| Stored data |
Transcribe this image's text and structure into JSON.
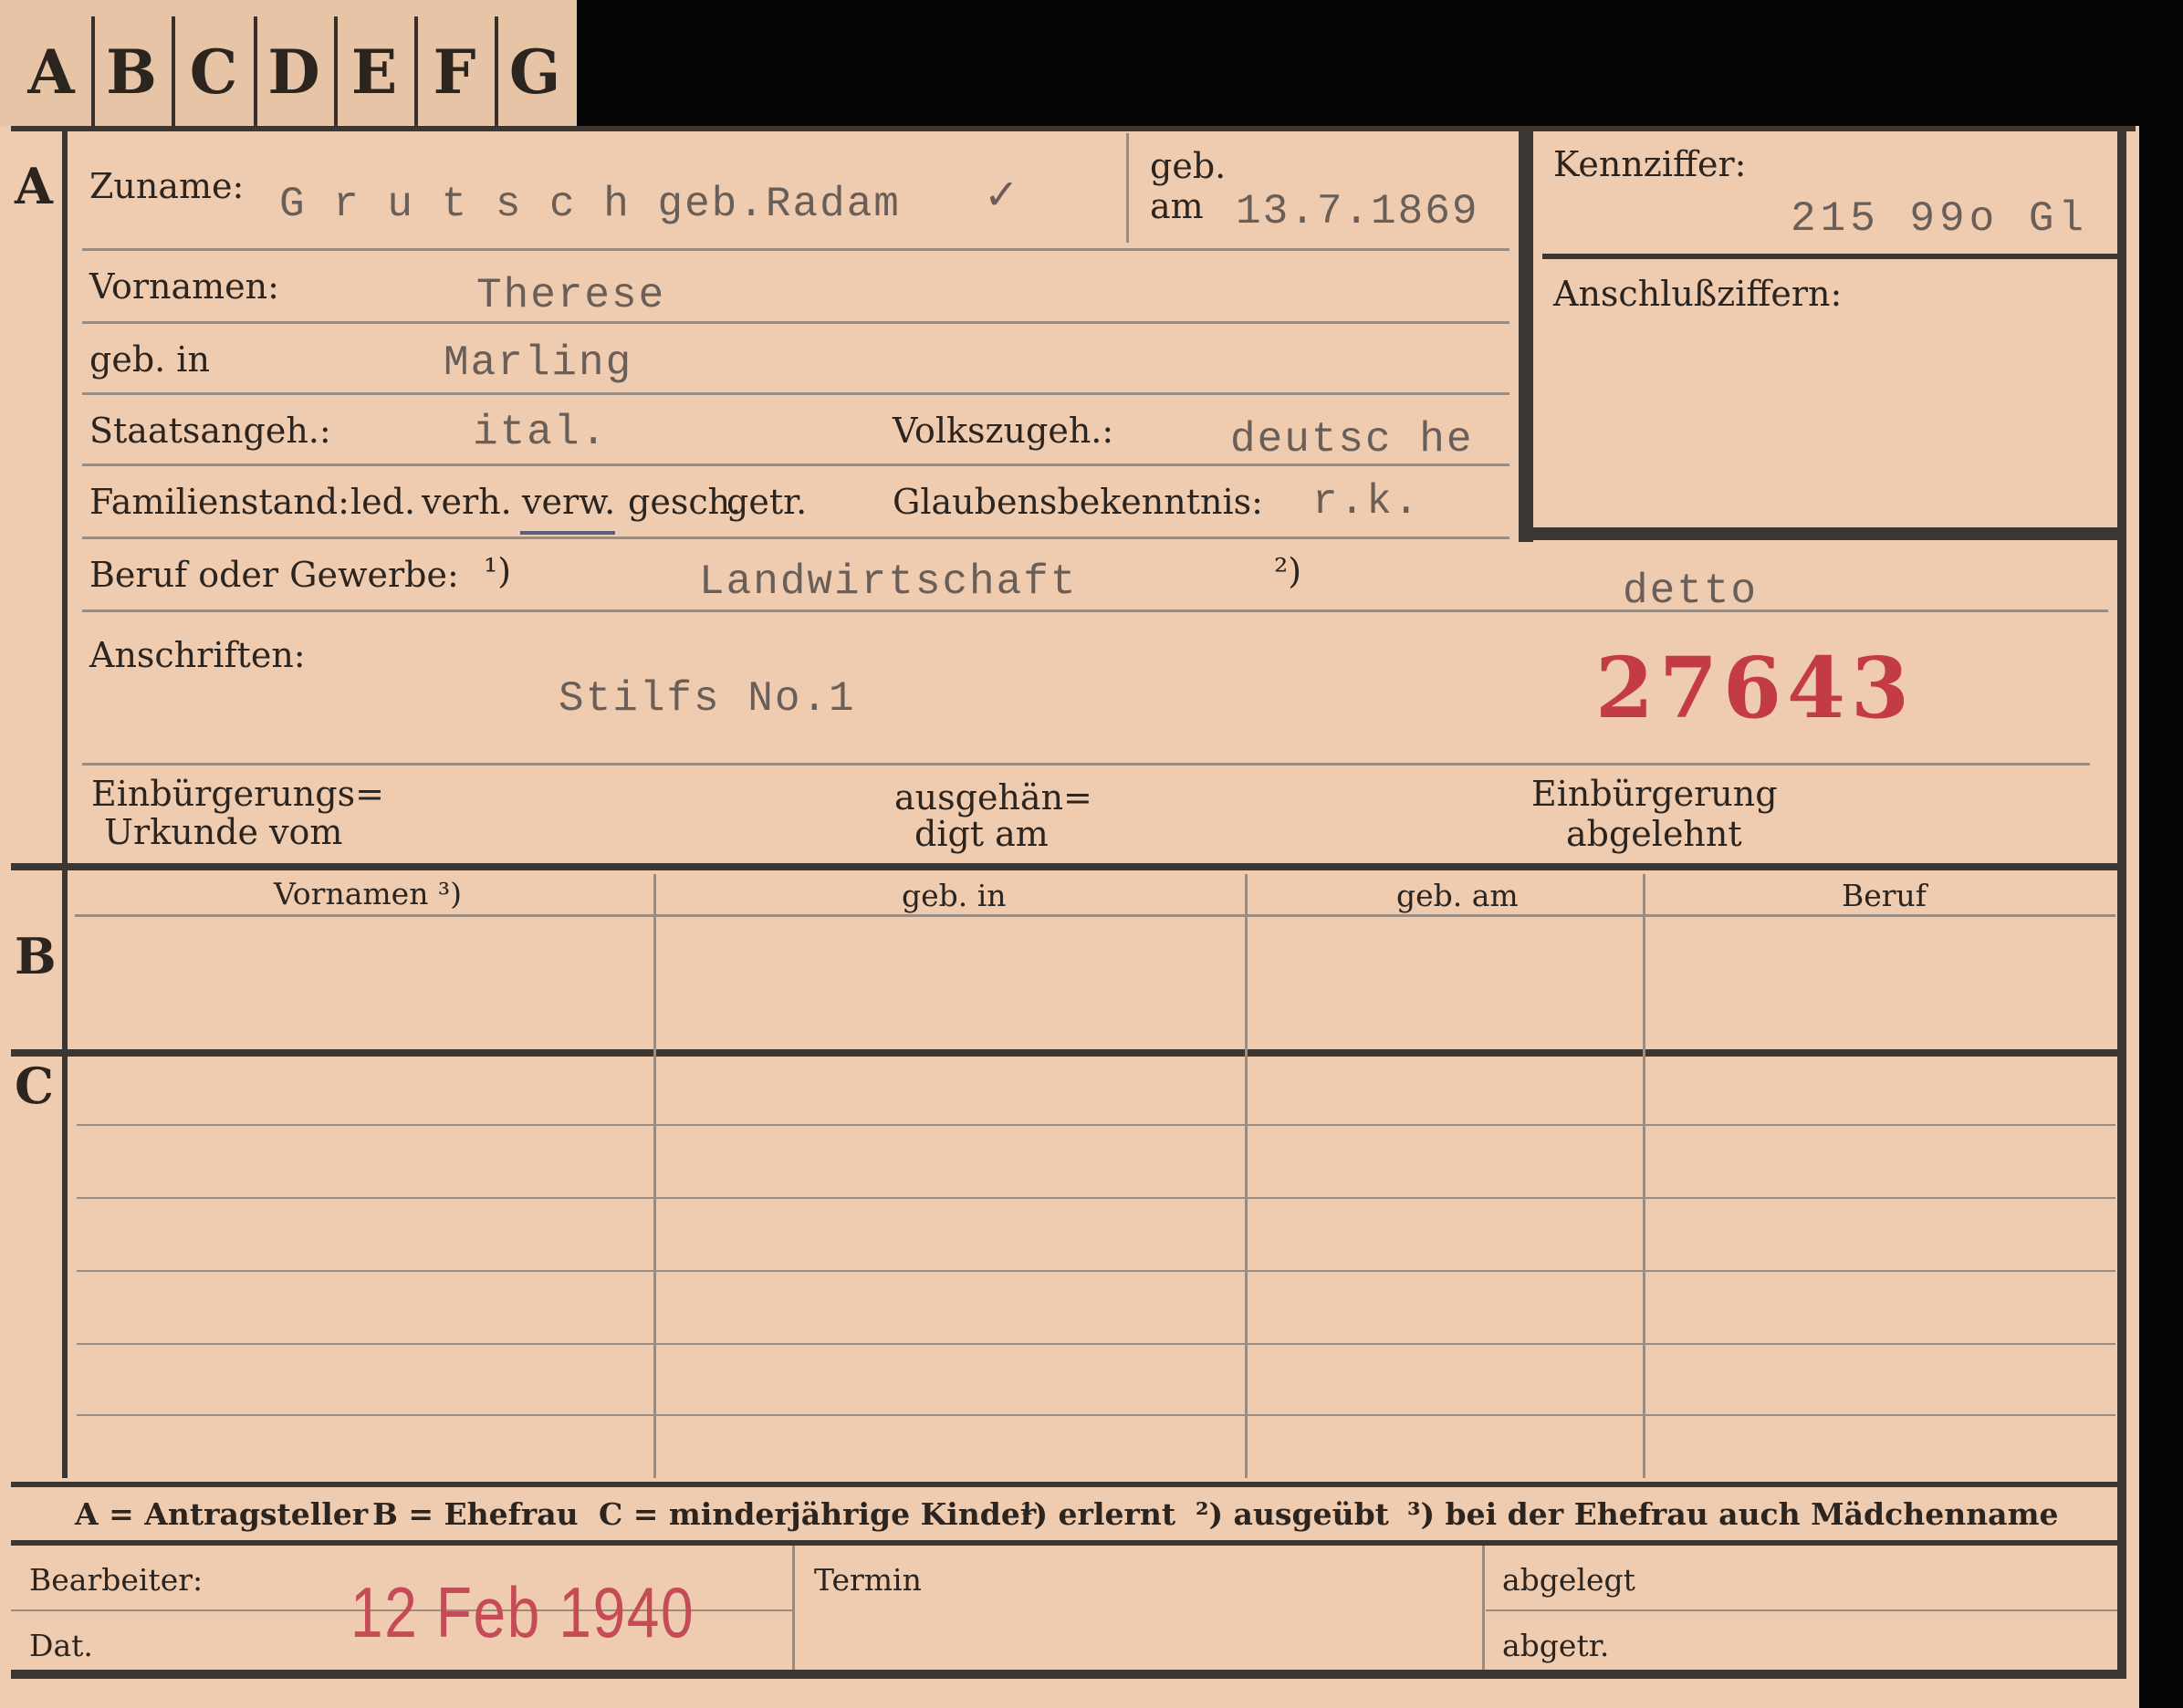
{
  "tabs": [
    "A",
    "B",
    "C",
    "D",
    "E",
    "F",
    "G"
  ],
  "sections": {
    "a": "A",
    "b": "B",
    "c": "C"
  },
  "labels": {
    "zuname": "Zuname:",
    "geb_am_1": "geb.",
    "geb_am_2": "am",
    "vornamen": "Vornamen:",
    "geb_in": "geb. in",
    "staatsangeh": "Staatsangeh.:",
    "volkszugeh": "Volkszugeh.:",
    "familienstand": "Familienstand:",
    "familienstand_options": [
      "led.",
      "verh.",
      "verw.",
      "gesch.",
      "getr."
    ],
    "glaubensbekenntnis": "Glaubensbekenntnis:",
    "beruf": "Beruf oder Gewerbe:",
    "beruf_note1": "¹)",
    "beruf_note2": "²)",
    "anschriften": "Anschriften:",
    "einb_1": "Einbürgerungs=",
    "einb_2": "Urkunde vom",
    "ausgeh_1": "ausgehän=",
    "ausgeh_2": "digt am",
    "abgel_1": "Einbürgerung",
    "abgel_2": "abgelehnt",
    "kennziffer": "Kennziffer:",
    "anschlussziffern": "Anschlußziffern:"
  },
  "values": {
    "zuname": "G r u t s c h  geb.Radam",
    "checkmark": "✓",
    "geb_am": "13.7.1869",
    "vornamen": "Therese",
    "geb_in": "Marling",
    "staatsangeh": "ital.",
    "volkszugeh": "deutsc he",
    "glaubensbekenntnis": "r.k.",
    "beruf1": "Landwirtschaft",
    "beruf2": "detto",
    "anschrift": "Stilfs No.1",
    "stamp_number": "27643",
    "kennziffer": "215 99o  Gl"
  },
  "table": {
    "headers": [
      "Vornamen ³)",
      "geb. in",
      "geb. am",
      "Beruf"
    ]
  },
  "legend": [
    "A = Antragsteller",
    "B = Ehefrau",
    "C = minderjährige Kinder",
    "¹) erlernt",
    "²) ausgeübt",
    "³) bei der Ehefrau auch Mädchenname"
  ],
  "footer": {
    "bearbeiter": "Bearbeiter:",
    "dat": "Dat.",
    "date_stamp": "12 Feb 1940",
    "termin": "Termin",
    "abgelegt": "abgelegt",
    "abgetr": "abgetr."
  },
  "colors": {
    "card": "#efccb0",
    "stamp": "#c23b45",
    "ink": "#2b241f"
  }
}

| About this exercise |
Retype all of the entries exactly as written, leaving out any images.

| Answer area |
Transcribe this image's text and structure into JSON.
{
  "tabs": [
    "A",
    "B",
    "C",
    "D",
    "E",
    "F",
    "G"
  ],
  "sections": {
    "a": "A",
    "b": "B",
    "c": "C"
  },
  "labels": {
    "zuname": "Zuname:",
    "geb_am_1": "geb.",
    "geb_am_2": "am",
    "vornamen": "Vornamen:",
    "geb_in": "geb. in",
    "staatsangeh": "Staatsangeh.:",
    "volkszugeh": "Volkszugeh.:",
    "familienstand": "Familienstand:",
    "familienstand_options": [
      "led.",
      "verh.",
      "verw.",
      "gesch.",
      "getr."
    ],
    "glaubensbekenntnis": "Glaubensbekenntnis:",
    "beruf": "Beruf oder Gewerbe:",
    "beruf_note1": "¹)",
    "beruf_note2": "²)",
    "anschriften": "Anschriften:",
    "einb_1": "Einbürgerungs=",
    "einb_2": "Urkunde vom",
    "ausgeh_1": "ausgehän=",
    "ausgeh_2": "digt am",
    "abgel_1": "Einbürgerung",
    "abgel_2": "abgelehnt",
    "kennziffer": "Kennziffer:",
    "anschlussziffern": "Anschlußziffern:"
  },
  "values": {
    "zuname": "G r u t s c h  geb.Radam",
    "checkmark": "✓",
    "geb_am": "13.7.1869",
    "vornamen": "Therese",
    "geb_in": "Marling",
    "staatsangeh": "ital.",
    "volkszugeh": "deutsc he",
    "glaubensbekenntnis": "r.k.",
    "beruf1": "Landwirtschaft",
    "beruf2": "detto",
    "anschrift": "Stilfs No.1",
    "stamp_number": "27643",
    "kennziffer": "215 99o  Gl"
  },
  "table": {
    "headers": [
      "Vornamen ³)",
      "geb. in",
      "geb. am",
      "Beruf"
    ]
  },
  "legend": [
    "A = Antragsteller",
    "B = Ehefrau",
    "C = minderjährige Kinder",
    "¹) erlernt",
    "²) ausgeübt",
    "³) bei der Ehefrau auch Mädchenname"
  ],
  "footer": {
    "bearbeiter": "Bearbeiter:",
    "dat": "Dat.",
    "date_stamp": "12 Feb 1940",
    "termin": "Termin",
    "abgelegt": "abgelegt",
    "abgetr": "abgetr."
  },
  "colors": {
    "card": "#efccb0",
    "stamp": "#c23b45",
    "ink": "#2b241f"
  }
}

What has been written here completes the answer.